┌────────

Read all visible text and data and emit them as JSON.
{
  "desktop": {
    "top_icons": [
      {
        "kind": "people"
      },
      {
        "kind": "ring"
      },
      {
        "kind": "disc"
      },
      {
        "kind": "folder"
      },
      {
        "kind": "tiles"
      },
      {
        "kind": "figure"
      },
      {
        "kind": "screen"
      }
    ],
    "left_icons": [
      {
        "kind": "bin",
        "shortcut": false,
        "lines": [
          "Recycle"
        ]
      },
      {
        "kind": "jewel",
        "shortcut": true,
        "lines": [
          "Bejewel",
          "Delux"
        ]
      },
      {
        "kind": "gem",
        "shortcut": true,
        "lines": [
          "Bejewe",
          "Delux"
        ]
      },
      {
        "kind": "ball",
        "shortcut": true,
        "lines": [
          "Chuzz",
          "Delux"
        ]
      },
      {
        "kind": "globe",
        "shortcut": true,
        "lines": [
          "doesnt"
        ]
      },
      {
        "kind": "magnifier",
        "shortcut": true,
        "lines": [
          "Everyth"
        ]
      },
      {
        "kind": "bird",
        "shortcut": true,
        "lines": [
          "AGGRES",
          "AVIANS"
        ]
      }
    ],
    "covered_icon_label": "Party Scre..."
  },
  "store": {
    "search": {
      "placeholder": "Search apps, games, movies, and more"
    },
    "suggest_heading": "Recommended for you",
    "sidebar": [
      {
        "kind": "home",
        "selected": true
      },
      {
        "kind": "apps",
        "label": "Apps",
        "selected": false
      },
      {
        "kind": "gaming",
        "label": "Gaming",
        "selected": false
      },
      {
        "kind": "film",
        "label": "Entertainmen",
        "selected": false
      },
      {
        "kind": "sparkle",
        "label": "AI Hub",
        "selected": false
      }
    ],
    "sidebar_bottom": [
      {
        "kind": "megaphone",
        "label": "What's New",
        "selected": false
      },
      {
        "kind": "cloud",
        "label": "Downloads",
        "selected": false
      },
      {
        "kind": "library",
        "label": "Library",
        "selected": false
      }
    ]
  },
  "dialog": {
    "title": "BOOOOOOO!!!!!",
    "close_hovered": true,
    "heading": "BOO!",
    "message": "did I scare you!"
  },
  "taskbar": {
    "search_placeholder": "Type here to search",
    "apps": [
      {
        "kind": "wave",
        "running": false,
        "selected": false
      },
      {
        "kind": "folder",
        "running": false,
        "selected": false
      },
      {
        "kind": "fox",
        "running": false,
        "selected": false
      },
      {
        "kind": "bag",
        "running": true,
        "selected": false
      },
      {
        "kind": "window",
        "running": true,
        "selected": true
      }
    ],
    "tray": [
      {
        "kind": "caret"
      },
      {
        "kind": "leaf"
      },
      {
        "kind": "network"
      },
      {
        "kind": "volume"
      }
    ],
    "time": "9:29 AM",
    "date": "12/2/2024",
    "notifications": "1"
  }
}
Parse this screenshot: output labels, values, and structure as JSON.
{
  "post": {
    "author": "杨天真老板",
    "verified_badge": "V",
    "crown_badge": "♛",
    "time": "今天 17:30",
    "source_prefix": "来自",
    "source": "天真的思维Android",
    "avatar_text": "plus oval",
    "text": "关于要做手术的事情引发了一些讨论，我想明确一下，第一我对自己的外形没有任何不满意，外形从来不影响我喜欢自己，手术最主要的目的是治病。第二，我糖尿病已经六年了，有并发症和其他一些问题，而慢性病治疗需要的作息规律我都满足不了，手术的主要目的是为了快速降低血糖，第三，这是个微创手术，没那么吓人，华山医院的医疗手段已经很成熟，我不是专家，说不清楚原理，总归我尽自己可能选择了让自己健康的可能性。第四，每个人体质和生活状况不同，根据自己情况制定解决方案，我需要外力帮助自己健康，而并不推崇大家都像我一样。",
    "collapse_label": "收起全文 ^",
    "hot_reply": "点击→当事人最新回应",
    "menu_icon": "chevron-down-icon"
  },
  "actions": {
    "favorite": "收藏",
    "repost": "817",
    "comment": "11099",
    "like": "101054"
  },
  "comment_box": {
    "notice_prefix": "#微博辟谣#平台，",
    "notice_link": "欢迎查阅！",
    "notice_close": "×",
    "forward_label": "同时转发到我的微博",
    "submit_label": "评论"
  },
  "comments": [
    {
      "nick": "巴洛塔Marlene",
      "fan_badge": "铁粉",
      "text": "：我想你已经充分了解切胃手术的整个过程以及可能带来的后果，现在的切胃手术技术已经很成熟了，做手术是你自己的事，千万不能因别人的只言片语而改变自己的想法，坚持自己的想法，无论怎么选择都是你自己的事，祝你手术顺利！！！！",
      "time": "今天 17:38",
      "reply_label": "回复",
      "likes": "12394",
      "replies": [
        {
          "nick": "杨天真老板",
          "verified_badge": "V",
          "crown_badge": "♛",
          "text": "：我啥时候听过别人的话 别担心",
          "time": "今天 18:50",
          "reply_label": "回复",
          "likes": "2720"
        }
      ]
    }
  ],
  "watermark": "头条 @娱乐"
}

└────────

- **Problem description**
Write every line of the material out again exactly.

- **Exercise answer**
Read all visible text and data and emit them as JSON.
{
  "desktop": {
    "top_icons": [
      {
        "kind": "people"
      },
      {
        "kind": "ring"
      },
      {
        "kind": "disc"
      },
      {
        "kind": "folder"
      },
      {
        "kind": "tiles"
      },
      {
        "kind": "figure"
      },
      {
        "kind": "screen"
      }
    ],
    "left_icons": [
      {
        "kind": "bin",
        "shortcut": false,
        "lines": [
          "Recycle"
        ]
      },
      {
        "kind": "jewel",
        "shortcut": true,
        "lines": [
          "Bejewel",
          "Delux"
        ]
      },
      {
        "kind": "gem",
        "shortcut": true,
        "lines": [
          "Bejewe",
          "Delux"
        ]
      },
      {
        "kind": "ball",
        "shortcut": true,
        "lines": [
          "Chuzz",
          "Delux"
        ]
      },
      {
        "kind": "globe",
        "shortcut": true,
        "lines": [
          "doesnt"
        ]
      },
      {
        "kind": "magnifier",
        "shortcut": true,
        "lines": [
          "Everyth"
        ]
      },
      {
        "kind": "bird",
        "shortcut": true,
        "lines": [
          "AGGRES",
          "AVIANS"
        ]
      }
    ],
    "covered_icon_label": "Party Scre..."
  },
  "store": {
    "search": {
      "placeholder": "Search apps, games, movies, and more"
    },
    "suggest_heading": "Recommended for you",
    "sidebar": [
      {
        "kind": "home",
        "selected": true
      },
      {
        "kind": "apps",
        "label": "Apps",
        "selected": false
      },
      {
        "kind": "gaming",
        "label": "Gaming",
        "selected": false
      },
      {
        "kind": "film",
        "label": "Entertainmen",
        "selected": false
      },
      {
        "kind": "sparkle",
        "label": "AI Hub",
        "selected": false
      }
    ],
    "sidebar_bottom": [
      {
        "kind": "megaphone",
        "label": "What's New",
        "selected": false
      },
      {
        "kind": "cloud",
        "label": "Downloads",
        "selected": false
      },
      {
        "kind": "library",
        "label": "Library",
        "selected": false
      }
    ]
  },
  "dialog": {
    "title": "BOOOOOOO!!!!!",
    "close_hovered": true,
    "heading": "BOO!",
    "message": "did I scare you!"
  },
  "taskbar": {
    "search_placeholder": "Type here to search",
    "apps": [
      {
        "kind": "wave",
        "running": false,
        "selected": false
      },
      {
        "kind": "folder",
        "running": false,
        "selected": false
      },
      {
        "kind": "fox",
        "running": false,
        "selected": false
      },
      {
        "kind": "bag",
        "running": true,
        "selected": false
      },
      {
        "kind": "window",
        "running": true,
        "selected": true
      }
    ],
    "tray": [
      {
        "kind": "caret"
      },
      {
        "kind": "leaf"
      },
      {
        "kind": "network"
      },
      {
        "kind": "volume"
      }
    ],
    "time": "9:29 AM",
    "date": "12/2/2024",
    "notifications": "1"
  }
}
Parse this screenshot: output labels, values, and structure as JSON.
{
  "post": {
    "author": "杨天真老板",
    "verified_badge": "V",
    "crown_badge": "♛",
    "time": "今天 17:30",
    "source_prefix": "来自",
    "source": "天真的思维Android",
    "avatar_text": "plus oval",
    "text": "关于要做手术的事情引发了一些讨论，我想明确一下，第一我对自己的外形没有任何不满意，外形从来不影响我喜欢自己，手术最主要的目的是治病。第二，我糖尿病已经六年了，有并发症和其他一些问题，而慢性病治疗需要的作息规律我都满足不了，手术的主要目的是为了快速降低血糖，第三，这是个微创手术，没那么吓人，华山医院的医疗手段已经很成熟，我不是专家，说不清楚原理，总归我尽自己可能选择了让自己健康的可能性。第四，每个人体质和生活状况不同，根据自己情况制定解决方案，我需要外力帮助自己健康，而并不推崇大家都像我一样。",
    "collapse_label": "收起全文 ^",
    "hot_reply": "点击→当事人最新回应",
    "menu_icon": "chevron-down-icon"
  },
  "actions": {
    "favorite": "收藏",
    "repost": "817",
    "comment": "11099",
    "like": "101054"
  },
  "comment_box": {
    "notice_prefix": "#微博辟谣#平台，",
    "notice_link": "欢迎查阅！",
    "notice_close": "×",
    "forward_label": "同时转发到我的微博",
    "submit_label": "评论"
  },
  "comments": [
    {
      "nick": "巴洛塔Marlene",
      "fan_badge": "铁粉",
      "text": "：我想你已经充分了解切胃手术的整个过程以及可能带来的后果，现在的切胃手术技术已经很成熟了，做手术是你自己的事，千万不能因别人的只言片语而改变自己的想法，坚持自己的想法，无论怎么选择都是你自己的事，祝你手术顺利！！！！",
      "time": "今天 17:38",
      "reply_label": "回复",
      "likes": "12394",
      "replies": [
        {
          "nick": "杨天真老板",
          "verified_badge": "V",
          "crown_badge": "♛",
          "text": "：我啥时候听过别人的话 别担心",
          "time": "今天 18:50",
          "reply_label": "回复",
          "likes": "2720"
        }
      ]
    }
  ],
  "watermark": "头条 @娱乐"
}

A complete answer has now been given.